Why measure cosmic radiation with a three-tonne block of ice on an icebreaker?8 February 2010 - 12 March 2010
Researchers at the geographic South Pole have built IceCube, the world’s largest neutrino observatory. One reason to search for neutrinos is that they can emerge relatively unhindered from those parts of the universe where the cosmic radiation with the highest energies is generated. Cosmic radiation was discovered some 100 years ago, but its origins are still to some extent unknown. IceCube could shed light on many other questions in the field of physics.
IceTop, which is a network of 162 ice blocks containing light detectors, is an important part of the IceCube observatory. IceTop lies on top of the inland ice sheet, above the deepest part of the observatory. Each ice block measures 2 m in diameter and 1 m in height. The ice has been frozen in such a way that no bubbles form, making it extremely clear, and each ice block contains two light detectors. We can use IceTop to measure variations in the particle radiation from the sun. Solar eruptions cause variations in the atmospheric radiation level, and affects communications and power grids on the earth.
The purpose of the project on board icebreaker Oden during the Oden Southern Ocean 2009/10 expedition was to calibrate the ice blocks as detectors.

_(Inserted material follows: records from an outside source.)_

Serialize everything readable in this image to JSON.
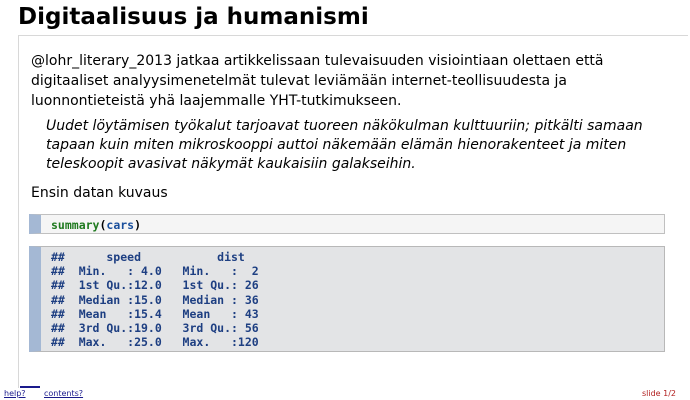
{
  "slide": {
    "title": "Digitaalisuus ja humanismi",
    "intro": "@lohr_literary_2013 jatkaa artikkelissaan tulevaisuuden visiointiaan olettaen että digitaaliset analyysimenetelmät tulevat leviämään internet-teollisuudesta ja luonnontieteistä yhä laajemmalle YHT-tutkimukseen.",
    "quote": "Uudet löytämisen työkalut tarjoavat tuoreen näkökulman kulttuuriin; pitkälti samaan tapaan kuin miten mikroskooppi auttoi näkemään elämän hienorakenteet ja miten teleskoopit avasivat näkymät kaukaisiin galakseihin.",
    "lead": "Ensin datan kuvaus"
  },
  "code": {
    "function": "summary",
    "open_paren": "(",
    "argument": "cars",
    "close_paren": ")"
  },
  "output": {
    "lines": [
      "##      speed           dist       ",
      "##  Min.   : 4.0   Min.   :  2  ",
      "##  1st Qu.:12.0   1st Qu.: 26  ",
      "##  Median :15.0   Median : 36  ",
      "##  Mean   :15.4   Mean   : 43  ",
      "##  3rd Qu.:19.0   3rd Qu.: 56  ",
      "##  Max.   :25.0   Max.   :120  "
    ]
  },
  "footer": {
    "help_label": "help?",
    "contents_label": "contents?",
    "slide_counter": "slide 1/2"
  }
}
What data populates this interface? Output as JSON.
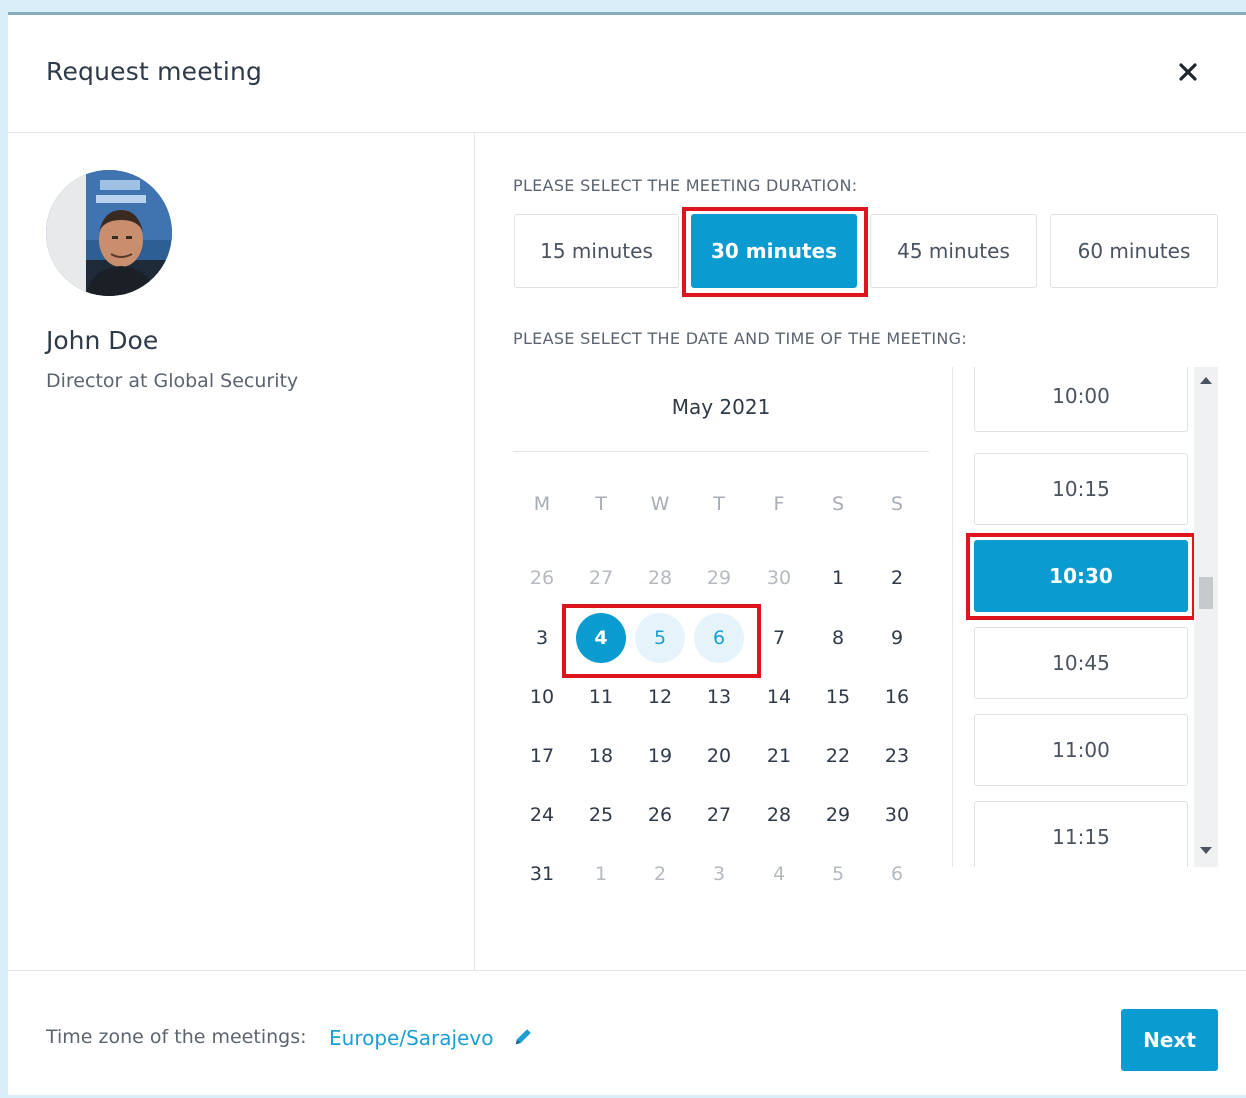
{
  "dialog": {
    "title": "Request meeting",
    "close_icon": "close-icon"
  },
  "person": {
    "name": "John Doe",
    "title": "Director at Global Security"
  },
  "duration": {
    "label": "PLEASE SELECT THE MEETING DURATION:",
    "options": [
      "15 minutes",
      "30 minutes",
      "45 minutes",
      "60 minutes"
    ],
    "selected": "30 minutes"
  },
  "datetime": {
    "label": "PLEASE SELECT THE DATE AND TIME OF THE MEETING:"
  },
  "calendar": {
    "month": "May 2021",
    "weekdays": [
      "M",
      "T",
      "W",
      "T",
      "F",
      "S",
      "S"
    ],
    "weeks": [
      [
        "26",
        "27",
        "28",
        "29",
        "30",
        "1",
        "2"
      ],
      [
        "3",
        "4",
        "5",
        "6",
        "7",
        "8",
        "9"
      ],
      [
        "10",
        "11",
        "12",
        "13",
        "14",
        "15",
        "16"
      ],
      [
        "17",
        "18",
        "19",
        "20",
        "21",
        "22",
        "23"
      ],
      [
        "24",
        "25",
        "26",
        "27",
        "28",
        "29",
        "30"
      ],
      [
        "31",
        "1",
        "2",
        "3",
        "4",
        "5",
        "6"
      ]
    ],
    "selected_day": "4",
    "available_days": [
      "5",
      "6"
    ]
  },
  "time_slots": {
    "slots": [
      "10:00",
      "10:15",
      "10:30",
      "10:45",
      "11:00",
      "11:15"
    ],
    "selected": "10:30"
  },
  "footer": {
    "timezone_label": "Time zone of the meetings:",
    "timezone_value": "Europe/Sarajevo",
    "edit_icon": "pencil-icon",
    "next_label": "Next"
  },
  "colors": {
    "accent": "#0a9bd0",
    "highlight": "#e0141e",
    "background": "#d9eef9"
  }
}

The method used is known as “latitude scan”, which makes use of the fact that the energy of the selection of particles that reach the detector is affected by the earth’s magnetic field, making the variations in latitude during shipment between Sweden and Antarctica an important factor. Data were gathered continuously from the time the equipment was installed on-board Oden until the icebreaker returned to port in Sweden. Figure 1 clearly shows how the neutron radiation varied with latitude during the voyage.

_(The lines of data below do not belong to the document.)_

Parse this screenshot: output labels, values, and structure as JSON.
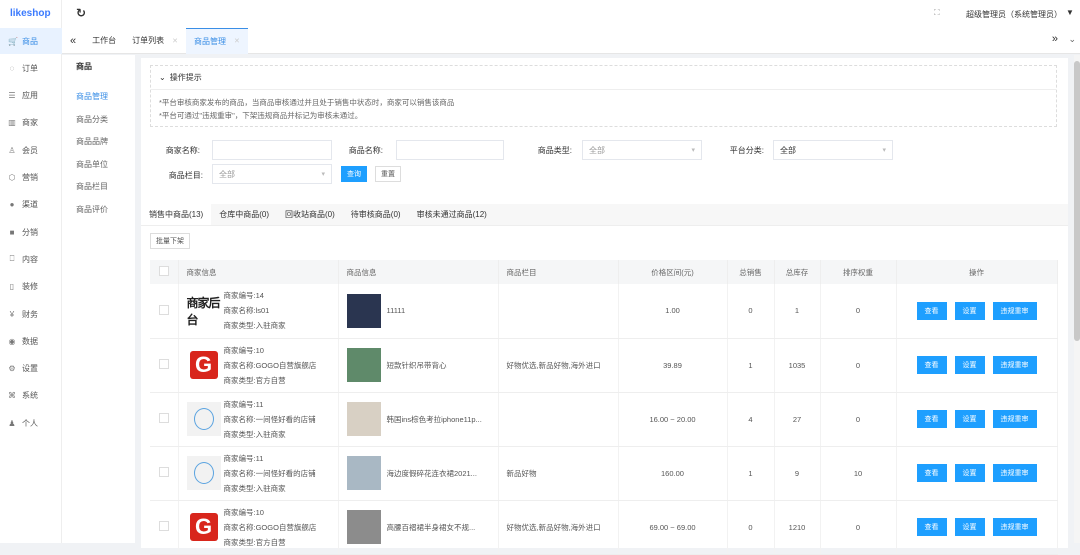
{
  "app": {
    "logo": "likeshop",
    "user": "超级管理员（系统管理员）"
  },
  "sidebar": [
    {
      "label": "商品",
      "icon": "cart-icon",
      "glyph": "🛒"
    },
    {
      "label": "订单",
      "icon": "bell-icon",
      "glyph": "◌"
    },
    {
      "label": "应用",
      "icon": "list-icon",
      "glyph": "☰"
    },
    {
      "label": "商家",
      "icon": "shop-icon",
      "glyph": "▥"
    },
    {
      "label": "会员",
      "icon": "user-icon",
      "glyph": "♙"
    },
    {
      "label": "营销",
      "icon": "cube-icon",
      "glyph": "⬡"
    },
    {
      "label": "渠道",
      "icon": "channel-icon",
      "glyph": "●"
    },
    {
      "label": "分销",
      "icon": "distribution-icon",
      "glyph": "■"
    },
    {
      "label": "内容",
      "icon": "book-icon",
      "glyph": "⎕"
    },
    {
      "label": "装修",
      "icon": "mobile-icon",
      "glyph": "▯"
    },
    {
      "label": "财务",
      "icon": "yuan-icon",
      "glyph": "¥"
    },
    {
      "label": "数据",
      "icon": "globe-icon",
      "glyph": "◉"
    },
    {
      "label": "设置",
      "icon": "gear-icon",
      "glyph": "⚙"
    },
    {
      "label": "系统",
      "icon": "system-icon",
      "glyph": "⌘"
    },
    {
      "label": "个人",
      "icon": "person-icon",
      "glyph": "♟"
    }
  ],
  "tabs": [
    {
      "label": "工作台"
    },
    {
      "label": "订单列表"
    },
    {
      "label": "商品管理"
    }
  ],
  "subnav": {
    "title": "商品",
    "items": [
      "商品管理",
      "商品分类",
      "商品品牌",
      "商品单位",
      "商品栏目",
      "商品评价"
    ]
  },
  "tips": {
    "title": "操作提示",
    "lines": [
      "*平台审核商家发布的商品，当商品审核通过并且处于销售中状态时，商家可以销售该商品",
      "*平台可通过\"违规重审\"，下架违规商品并标记为审核未通过。"
    ]
  },
  "filters": {
    "merchant_name": "商家名称:",
    "goods_name": "商品名称:",
    "goods_type": "商品类型:",
    "goods_type_value": "全部",
    "platform_cat": "平台分类:",
    "platform_cat_value": "全部",
    "column": "商品栏目:",
    "column_value": "全部",
    "query": "查询",
    "reset": "重置"
  },
  "status_tabs": [
    "销售中商品(13)",
    "仓库中商品(0)",
    "回收站商品(0)",
    "待审核商品(0)",
    "审核未通过商品(12)"
  ],
  "batch_off": "批量下架",
  "columns": [
    "商家信息",
    "商品信息",
    "商品栏目",
    "价格区间(元)",
    "总销售",
    "总库存",
    "排序权重",
    "操作"
  ],
  "ops": [
    "查看",
    "设置",
    "违规重审"
  ],
  "rows": [
    {
      "logo": "text",
      "logo_text": "商家后台",
      "id": "商家编号:14",
      "name": "商家名称:ls01",
      "type": "商家类型:入驻商家",
      "goods": "11111",
      "img": "#2a3550",
      "column": "",
      "price": "1.00",
      "sales": "0",
      "stock": "1",
      "sort": "0"
    },
    {
      "logo": "g",
      "id": "商家编号:10",
      "name": "商家名称:GOGO自营旗舰店",
      "type": "商家类型:官方自营",
      "goods": "短款针织吊带背心",
      "img": "#5f8a6a",
      "column": "好物优选,新品好物,海外进口",
      "price": "39.89",
      "sales": "1",
      "stock": "1035",
      "sort": "0"
    },
    {
      "logo": "circle",
      "id": "商家编号:11",
      "name": "商家名称:一间怪好看的店铺",
      "type": "商家类型:入驻商家",
      "goods": "韩国ins棕色考拉iphone11p...",
      "img": "#d8d0c4",
      "column": "",
      "price": "16.00 ~ 20.00",
      "sales": "4",
      "stock": "27",
      "sort": "0"
    },
    {
      "logo": "circle",
      "id": "商家编号:11",
      "name": "商家名称:一间怪好看的店铺",
      "type": "商家类型:入驻商家",
      "goods": "海边度假碎花连衣裙2021...",
      "img": "#a9b8c4",
      "column": "新品好物",
      "price": "160.00",
      "sales": "1",
      "stock": "9",
      "sort": "10"
    },
    {
      "logo": "g",
      "id": "商家编号:10",
      "name": "商家名称:GOGO自营旗舰店",
      "type": "商家类型:官方自营",
      "goods": "高腰百褶裙半身裙女不规...",
      "img": "#8c8c8c",
      "column": "好物优选,新品好物,海外进口",
      "price": "69.00 ~ 69.00",
      "sales": "0",
      "stock": "1210",
      "sort": "0"
    }
  ]
}
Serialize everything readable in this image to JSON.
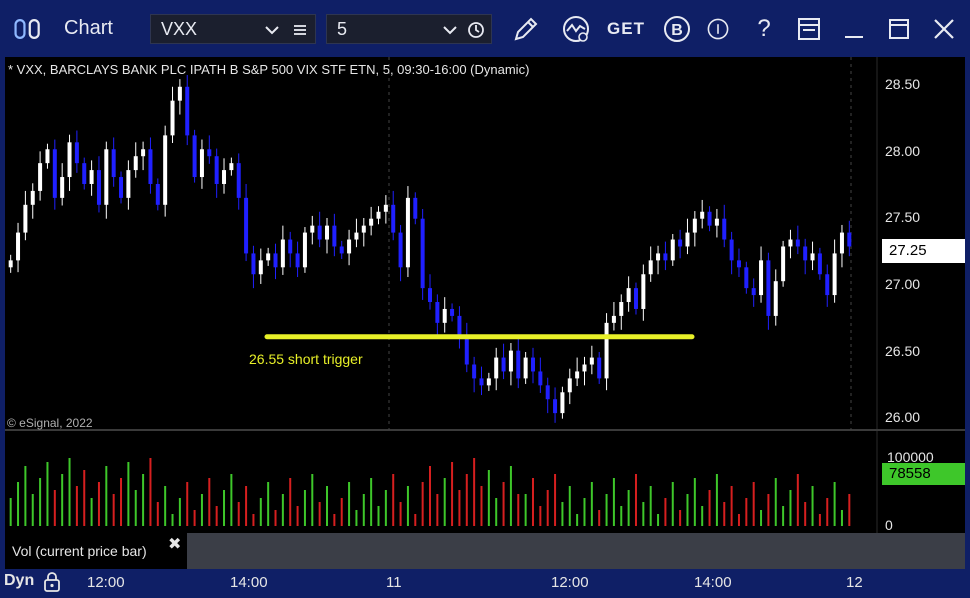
{
  "window": {
    "title": "Chart",
    "symbol": "VXX",
    "interval": "5"
  },
  "toolbar": {
    "icons": [
      "pencil-icon",
      "study-icon",
      "get-icon",
      "bars-icon",
      "timer-icon",
      "help-icon",
      "page-icon",
      "minimize-icon",
      "maximize-icon",
      "close-icon"
    ],
    "get_label": "GET",
    "b_label": "B",
    "help_label": "?"
  },
  "chart": {
    "title": "* VXX, BARCLAYS BANK PLC IPATH B S&P 500 VIX STF ETN, 5, 09:30-16:00 (Dynamic)",
    "copyright": "© eSignal, 2022",
    "annotation": "26.55 short trigger",
    "current_price": "27.25",
    "price_axis": [
      "28.50",
      "28.00",
      "27.50",
      "27.00",
      "26.50",
      "26.00"
    ],
    "volume_panel_label": "Vol (current price bar)",
    "volume_axis_top": "100000",
    "volume_axis_zero": "0",
    "current_volume": "78558",
    "x_axis": [
      "12:00",
      "14:00",
      "11",
      "12:00",
      "14:00",
      "12"
    ],
    "x_axis_mode": "Dyn",
    "colors": {
      "up": "#ffffff",
      "down": "#2020ff",
      "trigger": "#e8f028",
      "vol_up": "#3ec72a",
      "vol_down": "#d61f1f"
    }
  },
  "chart_data": {
    "type": "candlestick",
    "title": "* VXX, BARCLAYS BANK PLC IPATH B S&P 500 VIX STF ETN, 5, 09:30-16:00 (Dynamic)",
    "ylim": [
      25.95,
      28.6
    ],
    "trigger_level": 26.6,
    "closes": [
      27.15,
      27.35,
      27.55,
      27.65,
      27.85,
      27.95,
      27.6,
      27.75,
      28.0,
      27.85,
      27.7,
      27.8,
      27.55,
      27.95,
      27.75,
      27.6,
      27.8,
      27.9,
      27.95,
      27.7,
      27.55,
      28.05,
      28.3,
      28.4,
      28.05,
      27.75,
      27.95,
      27.9,
      27.7,
      27.8,
      27.85,
      27.6,
      27.2,
      27.05,
      27.15,
      27.2,
      27.1,
      27.3,
      27.2,
      27.1,
      27.35,
      27.4,
      27.3,
      27.4,
      27.25,
      27.2,
      27.3,
      27.35,
      27.4,
      27.45,
      27.5,
      27.55,
      27.35,
      27.1,
      27.6,
      27.45,
      26.95,
      26.85,
      26.7,
      26.8,
      26.75,
      26.6,
      26.4,
      26.3,
      26.25,
      26.3,
      26.45,
      26.35,
      26.5,
      26.3,
      26.45,
      26.35,
      26.25,
      26.15,
      26.05,
      26.2,
      26.3,
      26.35,
      26.4,
      26.45,
      26.3,
      26.7,
      26.75,
      26.85,
      26.95,
      26.8,
      27.05,
      27.15,
      27.2,
      27.15,
      27.3,
      27.25,
      27.35,
      27.45,
      27.5,
      27.4,
      27.45,
      27.3,
      27.15,
      27.1,
      26.95,
      26.9,
      27.15,
      26.75,
      27.0,
      27.25,
      27.3,
      27.25,
      27.15,
      27.2,
      27.05,
      26.9,
      27.2,
      27.35,
      27.25
    ]
  }
}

An ice block similar to those found in IceTop at the South Pole was frozen in a freezer container in Uppsala and equipped with four light detectors (Photo 2). The freezer container was loaded on-board Oden and connected to measuring computers that collected data throughout the entire voyage.

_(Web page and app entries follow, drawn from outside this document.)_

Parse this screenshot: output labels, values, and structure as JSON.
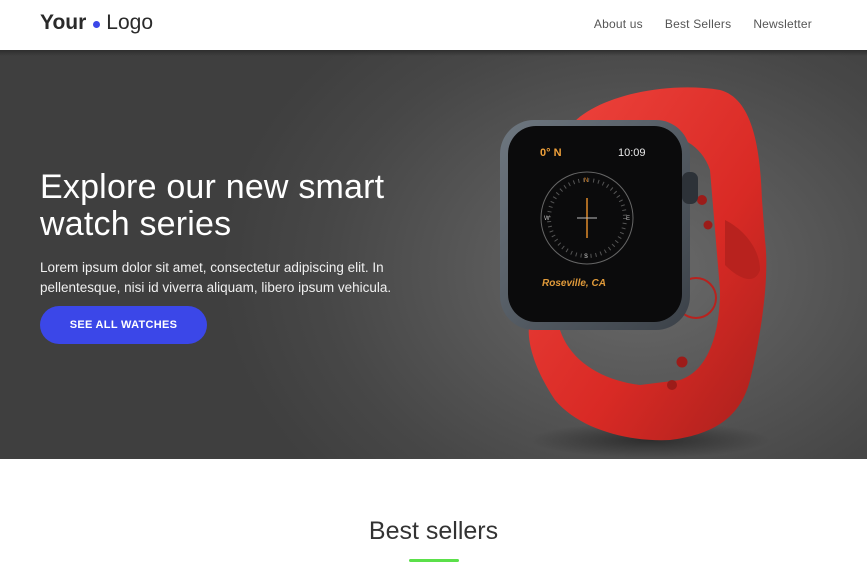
{
  "brand": {
    "logo_bold": "Your",
    "logo_light": "Logo",
    "accent_color": "#3b47e8"
  },
  "nav": {
    "items": [
      {
        "label": "About us"
      },
      {
        "label": "Best Sellers"
      },
      {
        "label": "Newsletter"
      }
    ]
  },
  "hero": {
    "title": "Explore our new smart watch series",
    "text": "Lorem ipsum dolor sit amet, consectetur adipiscing elit. In pellentesque, nisi id viverra aliquam, libero ipsum vehicula.",
    "cta_label": "SEE ALL WATCHES",
    "watch": {
      "heading": "0° N",
      "time": "10:09",
      "location": "Roseville, CA",
      "band_color": "#e0342f"
    }
  },
  "best_sellers": {
    "title": "Best sellers",
    "underline_color": "#5be04a"
  }
}
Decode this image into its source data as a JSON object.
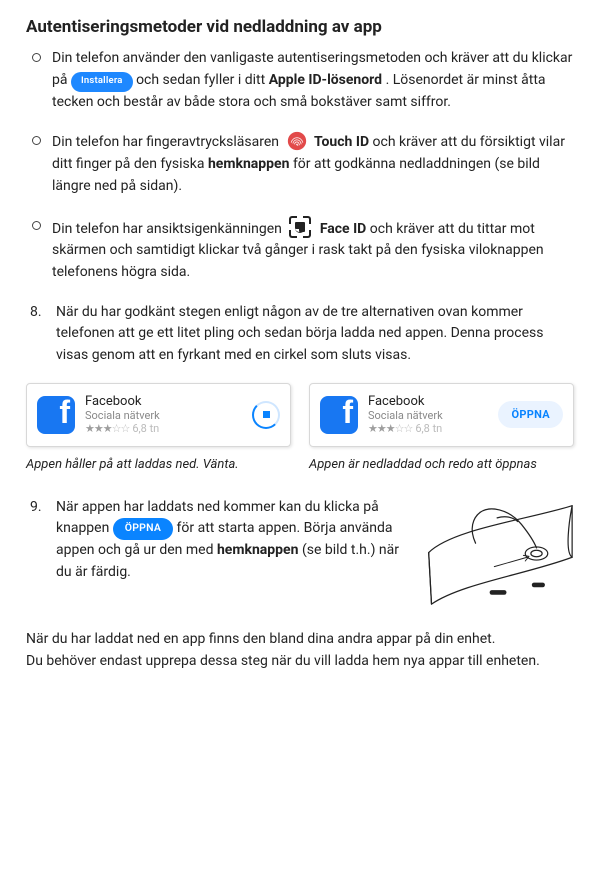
{
  "heading": "Autentiseringsmetoder vid nedladdning av app",
  "bullets": {
    "b1a": "Din telefon använder den vanligaste autentiseringsmetoden och kräver att du klickar på ",
    "b1_pill": "Installera",
    "b1b": " och sedan fyller i ditt ",
    "b1_bold": "Apple ID-lösenord",
    "b1c": ". Lösenordet är minst åtta tecken och består av både stora och små bokstäver samt siffror.",
    "b2a": "Din telefon har fingeravtrycksläsaren ",
    "b2_bold1": "Touch ID",
    "b2b": " och kräver att du försiktigt vilar ditt finger på den fysiska ",
    "b2_bold2": "hemknappen",
    "b2c": " för att godkänna nedladdningen (se bild längre ned på sidan).",
    "b3a": "Din telefon har ansiktsigenkänningen ",
    "b3_bold": "Face ID",
    "b3b": " och kräver att du tittar mot skärmen och samtidigt klickar två gånger i rask takt på den fysiska viloknappen telefonens högra sida."
  },
  "step8": "När du har godkänt stegen enligt någon av de tre alternativen ovan kommer telefonen att ge ett litet pling och sedan börja ladda ned appen. Denna process visas genom att en fyrkant med en cirkel som sluts visas.",
  "card": {
    "name": "Facebook",
    "category": "Sociala nätverk",
    "rating_count": "6,8 tn",
    "open_label": "ÖPPNA"
  },
  "caption_left": "Appen håller på att laddas ned. Vänta.",
  "caption_right": "Appen är nedladdad och redo att öppnas",
  "step9": {
    "a": "När appen har laddats ned kommer kan du klicka på knappen ",
    "pill": "ÖPPNA",
    "b": " för att starta appen. Börja använda appen och gå ur den med ",
    "bold": "hemknappen",
    "c": " (se bild t.h.) när du är färdig."
  },
  "outro1": "När du har laddat ned en app finns den bland dina andra appar på din enhet.",
  "outro2": "Du behöver endast upprepa dessa steg när du vill ladda hem nya appar till enheten."
}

The measurement data have been checked and will be usable for calibration purposes. The job requires the coordination of a number of different parameters, some of which had to be done by means of manual control, as the GPS clock failed to function as intended. As a result, the analysis is taking somewhat longer than originally planned. The measurements will be published in a scientific journal, probably Nuclear Instruments and Methods. However, their main value will come later, primarily in improving the quality of the measurements from IceTop, and the results from the observations from IceCube will be published as usual in scientific journals in the fields of astrophysics and particle physics.
- US National Science Foundation
- Swedish Research Council